------ Records supplied ------

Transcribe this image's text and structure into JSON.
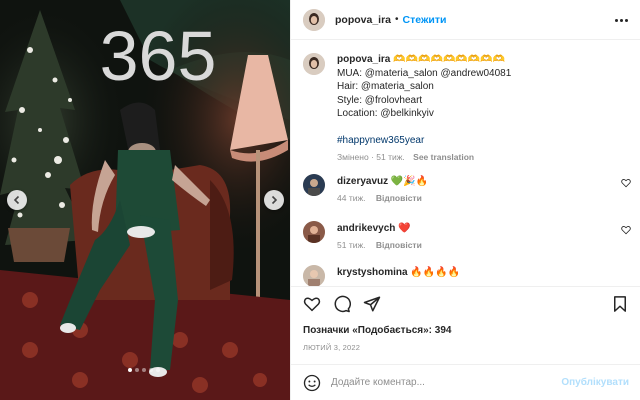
{
  "post": {
    "username": "popova_ira",
    "separator": "•",
    "follow_label": "Стежити",
    "image_overlay_text": "365",
    "carousel": {
      "slide_count": 5,
      "active_index": 0
    }
  },
  "caption": {
    "username": "popova_ira",
    "title_emoji": "🫶🫶🫶🫶🫶🫶🫶🫶🫶",
    "lines": [
      "MUA: @materia_salon @andrew04081",
      "Hair: @materia_salon",
      "Style: @frolovheart",
      "Location: @belkinkyiv"
    ],
    "hashtag": "#happynew365year",
    "meta": "Змінено · 51 тиж.",
    "translate": "See translation"
  },
  "comments": [
    {
      "username": "dizeryavuz",
      "text": "💚🎉🔥",
      "time": "44 тиж.",
      "reply": "Відповісти"
    },
    {
      "username": "andrikevych",
      "text": "❤️",
      "time": "51 тиж.",
      "reply": "Відповісти"
    },
    {
      "username": "krystyshomina",
      "text": "🔥🔥🔥🔥",
      "time": "",
      "reply": ""
    }
  ],
  "likes": {
    "label": "Позначки «Подобається»:",
    "count": "394"
  },
  "date": "ЛЮТИЙ 3, 2022",
  "add_comment": {
    "placeholder": "Додайте коментар...",
    "post_label": "Опублікувати"
  },
  "colors": {
    "accent": "#0095f6",
    "post_disabled": "#b2dffc",
    "muted": "#8e8e8e",
    "link": "#00376b"
  },
  "icons": [
    "chevron-left-icon",
    "chevron-right-icon",
    "more-icon",
    "heart-icon",
    "comment-icon",
    "share-icon",
    "bookmark-icon",
    "emoji-icon"
  ]
}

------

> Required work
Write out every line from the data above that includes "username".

> Answer box
    "username": "popova_ira",
    "username": "popova_ira",
      "username": "dizeryavuz",
      "username": "andrikevych",
      "username": "krystyshomina",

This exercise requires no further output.